» **Exercise details**: Line by line, the entries below are to be reproduced unaltered.

BEGIN

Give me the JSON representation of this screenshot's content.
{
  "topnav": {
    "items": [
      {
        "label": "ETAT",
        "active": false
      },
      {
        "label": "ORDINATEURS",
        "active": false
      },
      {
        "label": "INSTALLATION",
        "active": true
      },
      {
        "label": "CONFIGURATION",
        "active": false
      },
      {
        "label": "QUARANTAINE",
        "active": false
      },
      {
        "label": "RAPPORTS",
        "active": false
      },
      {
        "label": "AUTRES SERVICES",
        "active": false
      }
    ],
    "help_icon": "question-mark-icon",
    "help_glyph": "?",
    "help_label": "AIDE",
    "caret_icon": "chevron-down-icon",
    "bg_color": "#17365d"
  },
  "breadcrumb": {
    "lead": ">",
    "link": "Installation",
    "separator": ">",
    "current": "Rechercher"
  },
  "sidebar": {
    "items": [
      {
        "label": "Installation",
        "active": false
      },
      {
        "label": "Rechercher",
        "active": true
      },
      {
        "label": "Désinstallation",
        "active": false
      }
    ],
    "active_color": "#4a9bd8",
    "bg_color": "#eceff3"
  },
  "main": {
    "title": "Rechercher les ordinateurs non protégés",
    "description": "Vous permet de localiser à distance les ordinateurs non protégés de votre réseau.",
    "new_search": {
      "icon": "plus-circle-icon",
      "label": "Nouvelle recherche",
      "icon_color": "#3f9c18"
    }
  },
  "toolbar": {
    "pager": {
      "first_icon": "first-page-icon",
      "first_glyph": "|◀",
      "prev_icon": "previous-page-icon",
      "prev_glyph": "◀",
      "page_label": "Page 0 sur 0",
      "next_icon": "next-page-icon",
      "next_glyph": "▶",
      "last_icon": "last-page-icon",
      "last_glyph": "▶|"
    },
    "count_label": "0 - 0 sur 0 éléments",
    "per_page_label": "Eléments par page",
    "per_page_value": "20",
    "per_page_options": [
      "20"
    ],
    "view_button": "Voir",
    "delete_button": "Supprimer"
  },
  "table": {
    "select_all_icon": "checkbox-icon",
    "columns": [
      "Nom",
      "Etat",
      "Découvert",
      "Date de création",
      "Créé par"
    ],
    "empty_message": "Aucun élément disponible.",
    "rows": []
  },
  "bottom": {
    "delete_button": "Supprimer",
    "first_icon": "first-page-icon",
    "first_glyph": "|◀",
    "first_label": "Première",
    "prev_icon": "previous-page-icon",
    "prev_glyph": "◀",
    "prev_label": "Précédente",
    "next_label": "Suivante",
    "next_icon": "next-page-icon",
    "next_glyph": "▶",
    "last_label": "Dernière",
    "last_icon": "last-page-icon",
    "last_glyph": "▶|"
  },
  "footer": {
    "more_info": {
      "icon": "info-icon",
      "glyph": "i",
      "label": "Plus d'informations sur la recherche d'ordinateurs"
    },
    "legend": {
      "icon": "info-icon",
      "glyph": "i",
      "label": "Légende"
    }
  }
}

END

» **The answer**:
Give me the JSON representation of this screenshot's content.
{
  "topnav": {
    "items": [
      {
        "label": "ETAT",
        "active": false
      },
      {
        "label": "ORDINATEURS",
        "active": false
      },
      {
        "label": "INSTALLATION",
        "active": true
      },
      {
        "label": "CONFIGURATION",
        "active": false
      },
      {
        "label": "QUARANTAINE",
        "active": false
      },
      {
        "label": "RAPPORTS",
        "active": false
      },
      {
        "label": "AUTRES SERVICES",
        "active": false
      }
    ],
    "help_icon": "question-mark-icon",
    "help_glyph": "?",
    "help_label": "AIDE",
    "caret_icon": "chevron-down-icon",
    "bg_color": "#17365d"
  },
  "breadcrumb": {
    "lead": ">",
    "link": "Installation",
    "separator": ">",
    "current": "Rechercher"
  },
  "sidebar": {
    "items": [
      {
        "label": "Installation",
        "active": false
      },
      {
        "label": "Rechercher",
        "active": true
      },
      {
        "label": "Désinstallation",
        "active": false
      }
    ],
    "active_color": "#4a9bd8",
    "bg_color": "#eceff3"
  },
  "main": {
    "title": "Rechercher les ordinateurs non protégés",
    "description": "Vous permet de localiser à distance les ordinateurs non protégés de votre réseau.",
    "new_search": {
      "icon": "plus-circle-icon",
      "label": "Nouvelle recherche",
      "icon_color": "#3f9c18"
    }
  },
  "toolbar": {
    "pager": {
      "first_icon": "first-page-icon",
      "first_glyph": "|◀",
      "prev_icon": "previous-page-icon",
      "prev_glyph": "◀",
      "page_label": "Page 0 sur 0",
      "next_icon": "next-page-icon",
      "next_glyph": "▶",
      "last_icon": "last-page-icon",
      "last_glyph": "▶|"
    },
    "count_label": "0 - 0 sur 0 éléments",
    "per_page_label": "Eléments par page",
    "per_page_value": "20",
    "per_page_options": [
      "20"
    ],
    "view_button": "Voir",
    "delete_button": "Supprimer"
  },
  "table": {
    "select_all_icon": "checkbox-icon",
    "columns": [
      "Nom",
      "Etat",
      "Découvert",
      "Date de création",
      "Créé par"
    ],
    "empty_message": "Aucun élément disponible.",
    "rows": []
  },
  "bottom": {
    "delete_button": "Supprimer",
    "first_icon": "first-page-icon",
    "first_glyph": "|◀",
    "first_label": "Première",
    "prev_icon": "previous-page-icon",
    "prev_glyph": "◀",
    "prev_label": "Précédente",
    "next_label": "Suivante",
    "next_icon": "next-page-icon",
    "next_glyph": "▶",
    "last_label": "Dernière",
    "last_icon": "last-page-icon",
    "last_glyph": "▶|"
  },
  "footer": {
    "more_info": {
      "icon": "info-icon",
      "glyph": "i",
      "label": "Plus d'informations sur la recherche d'ordinateurs"
    },
    "legend": {
      "icon": "info-icon",
      "glyph": "i",
      "label": "Légende"
    }
  }
}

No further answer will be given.